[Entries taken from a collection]
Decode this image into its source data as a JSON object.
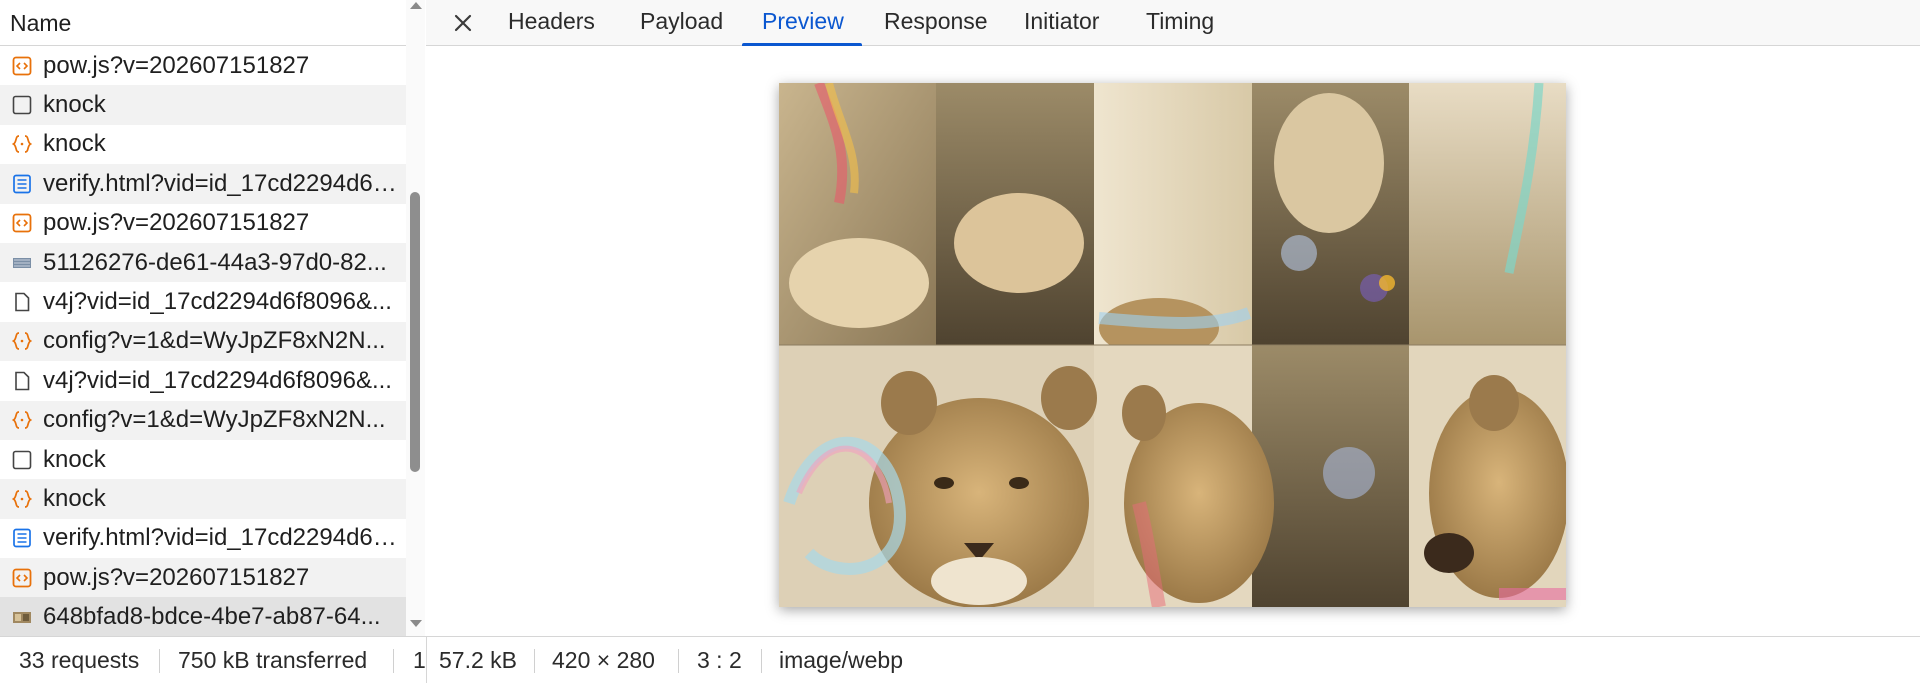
{
  "request_list": {
    "header": "Name",
    "rows": [
      {
        "name": "pow.js?v=202607151827",
        "icon": "script-icon"
      },
      {
        "name": "knock",
        "icon": "checkbox-icon"
      },
      {
        "name": "knock",
        "icon": "fetch-icon"
      },
      {
        "name": "verify.html?vid=id_17cd2294d6f8096&...",
        "icon": "document-icon"
      },
      {
        "name": "pow.js?v=202607151827",
        "icon": "script-icon"
      },
      {
        "name": "51126276-de61-44a3-97d0-82...",
        "icon": "image-icon"
      },
      {
        "name": "v4j?vid=id_17cd2294d6f8096&...",
        "icon": "file-icon"
      },
      {
        "name": "config?v=1&d=WyJpZF8xN2N...",
        "icon": "fetch-icon"
      },
      {
        "name": "v4j?vid=id_17cd2294d6f8096&...",
        "icon": "file-icon"
      },
      {
        "name": "config?v=1&d=WyJpZF8xN2N...",
        "icon": "fetch-icon"
      },
      {
        "name": "knock",
        "icon": "checkbox-icon"
      },
      {
        "name": "knock",
        "icon": "fetch-icon"
      },
      {
        "name": "verify.html?vid=id_17cd2294d6f8096&...",
        "icon": "document-icon"
      },
      {
        "name": "pow.js?v=202607151827",
        "icon": "script-icon"
      },
      {
        "name": "648bfad8-bdce-4be7-ab87-64...",
        "icon": "image-thumb-icon"
      }
    ],
    "scroll_fraction": 0.55
  },
  "tabs": [
    {
      "label": "Headers",
      "active": false
    },
    {
      "label": "Payload",
      "active": false
    },
    {
      "label": "Preview",
      "active": true
    },
    {
      "label": "Response",
      "active": false
    },
    {
      "label": "Initiator",
      "active": false
    },
    {
      "label": "Timing",
      "active": false
    }
  ],
  "close_icon": "close-icon",
  "status": {
    "requests": "33 requests",
    "transferred": "750 kB transferred",
    "truncated": "1",
    "size": "57.2 kB",
    "dimensions": "420 × 280",
    "ratio": "3 : 2",
    "mime": "image/webp"
  },
  "colors": {
    "accent": "#0b57d0",
    "script_icon": "#e8710a",
    "document_icon": "#1a73e8"
  }
}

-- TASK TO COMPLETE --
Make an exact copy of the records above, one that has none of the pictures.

-- WRITTEN REPLY --
Decode this image into its source data as a JSON object.
{
  "request_list": {
    "header": "Name",
    "rows": [
      {
        "name": "pow.js?v=202607151827",
        "icon": "script-icon"
      },
      {
        "name": "knock",
        "icon": "checkbox-icon"
      },
      {
        "name": "knock",
        "icon": "fetch-icon"
      },
      {
        "name": "verify.html?vid=id_17cd2294d6f8096&...",
        "icon": "document-icon"
      },
      {
        "name": "pow.js?v=202607151827",
        "icon": "script-icon"
      },
      {
        "name": "51126276-de61-44a3-97d0-82...",
        "icon": "image-icon"
      },
      {
        "name": "v4j?vid=id_17cd2294d6f8096&...",
        "icon": "file-icon"
      },
      {
        "name": "config?v=1&d=WyJpZF8xN2N...",
        "icon": "fetch-icon"
      },
      {
        "name": "v4j?vid=id_17cd2294d6f8096&...",
        "icon": "file-icon"
      },
      {
        "name": "config?v=1&d=WyJpZF8xN2N...",
        "icon": "fetch-icon"
      },
      {
        "name": "knock",
        "icon": "checkbox-icon"
      },
      {
        "name": "knock",
        "icon": "fetch-icon"
      },
      {
        "name": "verify.html?vid=id_17cd2294d6f8096&...",
        "icon": "document-icon"
      },
      {
        "name": "pow.js?v=202607151827",
        "icon": "script-icon"
      },
      {
        "name": "648bfad8-bdce-4be7-ab87-64...",
        "icon": "image-thumb-icon"
      }
    ],
    "scroll_fraction": 0.55
  },
  "tabs": [
    {
      "label": "Headers",
      "active": false
    },
    {
      "label": "Payload",
      "active": false
    },
    {
      "label": "Preview",
      "active": true
    },
    {
      "label": "Response",
      "active": false
    },
    {
      "label": "Initiator",
      "active": false
    },
    {
      "label": "Timing",
      "active": false
    }
  ],
  "close_icon": "close-icon",
  "status": {
    "requests": "33 requests",
    "transferred": "750 kB transferred",
    "truncated": "1",
    "size": "57.2 kB",
    "dimensions": "420 × 280",
    "ratio": "3 : 2",
    "mime": "image/webp"
  },
  "colors": {
    "accent": "#0b57d0",
    "script_icon": "#e8710a",
    "document_icon": "#1a73e8"
  }
}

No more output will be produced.